And about those abs? Good Lordy Gertie, I'd love to have me some killer abs. But really Jackie Warner's abs are pretty unrealistic for me mainly because I'm not even shaped like that, um, which is sort of boyish and shapeless, dare I say. What I really want is MY version of those abs. I found them yesterday... in a photo that I came across while doing some research. And don't even ask me what I was researching and how in heck did I get sidetracked. Anyway, recognize this?
If you don't, that's 65 year old Helen Mirren's abs. I'm 15 years younger than that. I'm sort of shaped like her when I'm at a good weight. Why can't I have these? I want these. Which, to be honest, might require some surgery in addition to losing around 35 pounds... but still they represent the realm of possibility for me.
Funny how the universe seems to align to bash us over the head with signs...
Last night, I was catching up on some backlogged magazines and came across a Saucony advertisement that said:
Halfway up a hill
is when you
realize an ounce
can actually be a
Of course they were referring to their shoes, but I immediately thought of my ass. Because that is true too - the more you weigh, the harder it is to drag your behind through a run, period, never mind up a hill. And I have been
I had a very superstitious maternal grandmother who believed 'signs' always came in multiples. If she was here, I'd bet she'd tell me that was my third one.
Second thing was the Jackie Warner book with the whole wishy-washy business and living "as if." Written words presenting some of the same information to me that I'm positive I've heard before, but presented in a way that they started illuminating dark areas in my thoughts.
But the first thing happened over the weekend. Mr. Helen and I got into a conversation in which he asked me to describe myself as an "athlete," which immediately made me hysterical with laughter.
Once I calmed down, I responded that I feel like I work out more than a lot of people, that I'm pretty strict and regimented. I run around 20 miles a week and go to Muay Thai at least twice which generally amounts to working out 6 days a week. I also feel like I do that in self defense as I have a job where I sit way too much. I told him that I don't feel like a martial artist, so my definition would be, I'm a runner who does martial arts.
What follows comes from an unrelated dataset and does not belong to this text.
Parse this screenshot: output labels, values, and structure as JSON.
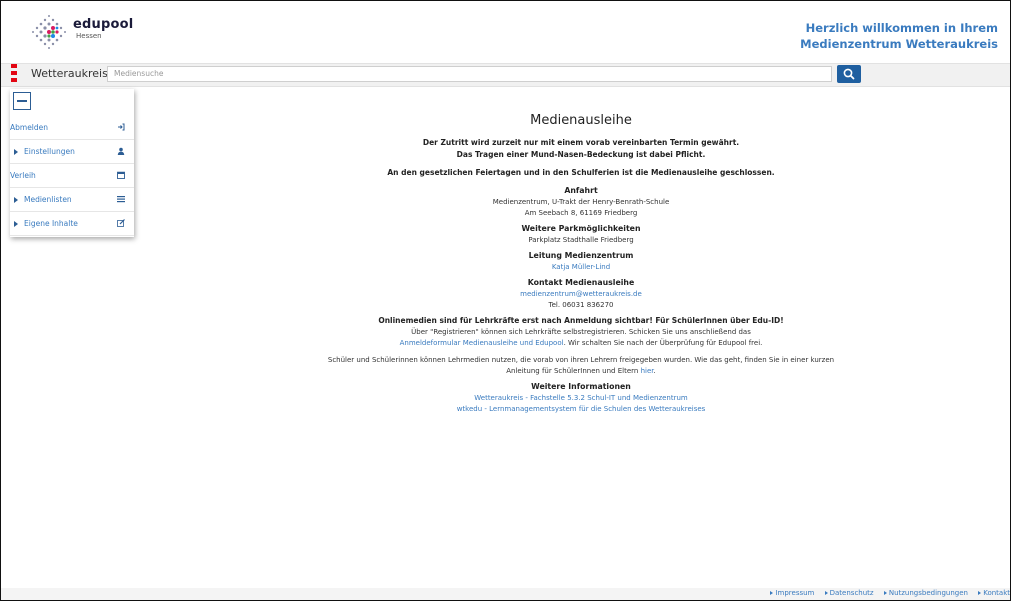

His response completely shocked me and threw me for a loop. A loop that has been playing in my head since the weekend (probably waiting for other signs to confirm what he said).
He said that he felt that I could be one of the best female martial artists in our dojo (and especially for my age - a statement that I'm never sure how to take) if I would just commit. He doesn't think I'm really committed to it, or to weight loss, or to getting myself into the kind of lean shape I'd need to be in, to be a fabulous martial artist. He also admitted that he realizes I'm battling a myriad of physiological issues which makes some of it tough. Still overall, he's convinced that I need to commit and haven't. He stated that knows this because he's seen me really commit to other things and when I do, I'm like a Pit Bull (his words, and don't get offended doggie people). He finished by reiterating that even though I am pretty good at martial arts, I could be excellent.
Believe it or not, I didn't get upset because he didn't say it in a mean way at all. He was just sort of factual. I do value his input because he is an excellent martial artist. Did you know that not everyone who earns their black belt earns the title "Sensei" with it? But Mr. Helen has. So he knows what he babbles on about.
Lots to think about there. Mostly because I'm not even sure I want to commit to martial arts that way. But it is very interesting to think that someone watches me and sees that potential. And I do have lots of things that need working on.
My martial arts? My running? My weight? Those abs? Maybe it IS a lack of commitment?